The truth is that Pokémon Red/Blue is hopelessly archaic nowadays, but in very specific ways. One of the biggest was the random wild Pokémon battles you could engage in to capture new Pokémon for your team. Normally it wasn’t a big deal since the random encounters are relegated to tall grass, but almost all of the dungeons in the games feature random Pokémon battles in every inch of them. Not only is the encounter rate elevated to an agonizing degree, but the novelty of catching Pokémon quickly wears off once you start encountering duplicates of ones you’ve already caught. Going through a cave is never any fun thanks to all the Zubats you encounter over and over again, after all.

There’s a lot of pleasing friction in Pokémon games that isn’t the slogfest that are random battles. Pokémon trainer battles are pretty much the star of the games for this reason. Not only do you get to fight powered-up Pokémon with your team, you also get a wider variety of opponent team makeups. The Zubat problem doesn’t apply here thanks to how curated and varied your opponents are, not to mention it makes the grind of leveling up your Pokémon pleasing thanks to enhanced experience points and the thrill of defeating a trainer. You’ll do everything in your power to avoid the random battles after a certain point, but you’ll never want to skip a single trainer battle. Wild Pokémon battles and trainer battles just don’t compare.

The act of capturing Pokémon was also annoying, if we’re being honest with ourselves. You had to lower a creature’s HP low enough without killing it, then throw a Pokéball at it in the hopes that you’ve done enough damage to capture it. Status effects also help wear them down, and special moves like False Swipe which will never knock them out are also available. The thing is that these are the things about catching Pokémon that no one remembers fondly. What people remember is the three twitches a thrown ball makes before it clicks shut and you successfully capture a Pokémon. They remember the epic battles with legendary Pokémon that culminate in you taking control of something incredibly powerful. They even remember the weird urban legends associated with Pokémon catching, like if you hit Up and B at just the right time, it makes catching something easier – a notion that, while not true, proved that there was something elementally appealing about catching Pokémon that the whittling down of HP never really captured.

Enter Pokémon GO, the Pokémon game that played nothing like a Pokémon game except in its barest bones. An augmented reality MMO, Pokémon GO brought Pokémon into the real world, but it also captured a lot of what people love about Pokémon without slavishly sticking to its formula. One of the most pronounced ways in which it accomplished this is in the way in which you capture Pokémon. You never battle wild Pokémon, but rather you throw your Pokéball and you catch it or you don’t. The trick is that it turns the act of throwing the ball into a dexterity game, where you have to hit within a certain circle. Putting a bit of curve into the throw also gives you a bonus, basically making real the Up + B urban legends. But most of all, it removed all the bad friction associated with catching Pokémon, leaving only the best parts and augmenting them in the process.

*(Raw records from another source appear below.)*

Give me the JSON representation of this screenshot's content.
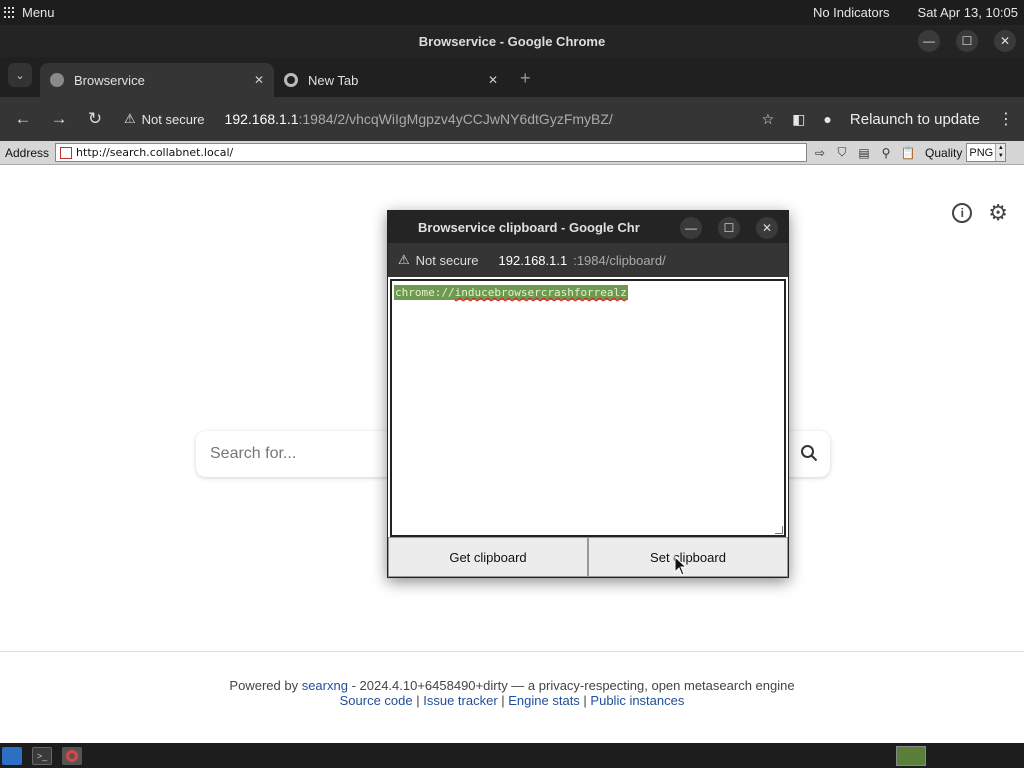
{
  "system_panel": {
    "menu_label": "Menu",
    "indicators": "No Indicators",
    "datetime": "Sat Apr 13, 10:05"
  },
  "window": {
    "title": "Browservice - Google Chrome"
  },
  "tabs": [
    {
      "label": "Browservice",
      "icon": "globe-icon",
      "active": true
    },
    {
      "label": "New Tab",
      "icon": "chrome-icon",
      "active": false
    }
  ],
  "toolbar": {
    "security_label": "Not secure",
    "url_host": "192.168.1.1",
    "url_rest": ":1984/2/vhcqWiIgMgpzv4yCCJwNY6dtGyzFmyBZ/",
    "relaunch_label": "Relaunch to update"
  },
  "browservice_bar": {
    "address_label": "Address",
    "address_value": "http://search.collabnet.local/",
    "quality_label": "Quality",
    "quality_value": "PNG"
  },
  "page": {
    "search_placeholder": "Search for...",
    "footer": {
      "powered_by": "Powered by",
      "engine_link": "searxng",
      "version_text": " - 2024.4.10+6458490+dirty — a privacy-respecting, open metasearch engine",
      "links": [
        "Source code",
        "Issue tracker",
        "Engine stats",
        "Public instances"
      ],
      "separator": " | "
    }
  },
  "popup": {
    "title": "Browservice clipboard - Google Chr",
    "security_label": "Not secure",
    "url_host": "192.168.1.1",
    "url_rest": ":1984/clipboard/",
    "clipboard_prefix": "chrome://",
    "clipboard_rest": "inducebrowsercrashforrealz",
    "get_button": "Get clipboard",
    "set_button": "Set clipboard"
  }
}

Pokémon Let’s Go is controversial in part because it does away with the traditional capture protocol in favor of one that’s more in line with Pokémon GO. It also did away with random encounters and made wild Pokémon appear on screen, so you can choose to try to catch them or avoid them. In essence, Pokémon Let’s Go took everything annoying about catching Pokémon out of Pokémon. It also solves the Zubat problem by letting you opt into an encounter with a Pokémon, even going as far as encouraging you to chain multiple captures of the same kind to increase the likelihood of getting a shiny Pokémon. And it keeps the dexterity challenge in throwing the ball from Pokémon GO, making you actually feel like you’re throwing a ball and capturing a Pokémon.

Yes, this ends up being a much easier way to play the game. But it’s also much more fun, and is the first time a traditional Pokémon game has examined its own formula and gotten out of its own way to amplify what makes a piece of it work so well. Catching Pokémon should be about the tension of if the Pokéball will stay shut, of throwing the ball just right, of that final click when you know you’ve succeeded. All Pokémon Let’s Go does is take the boring busywork away from the process.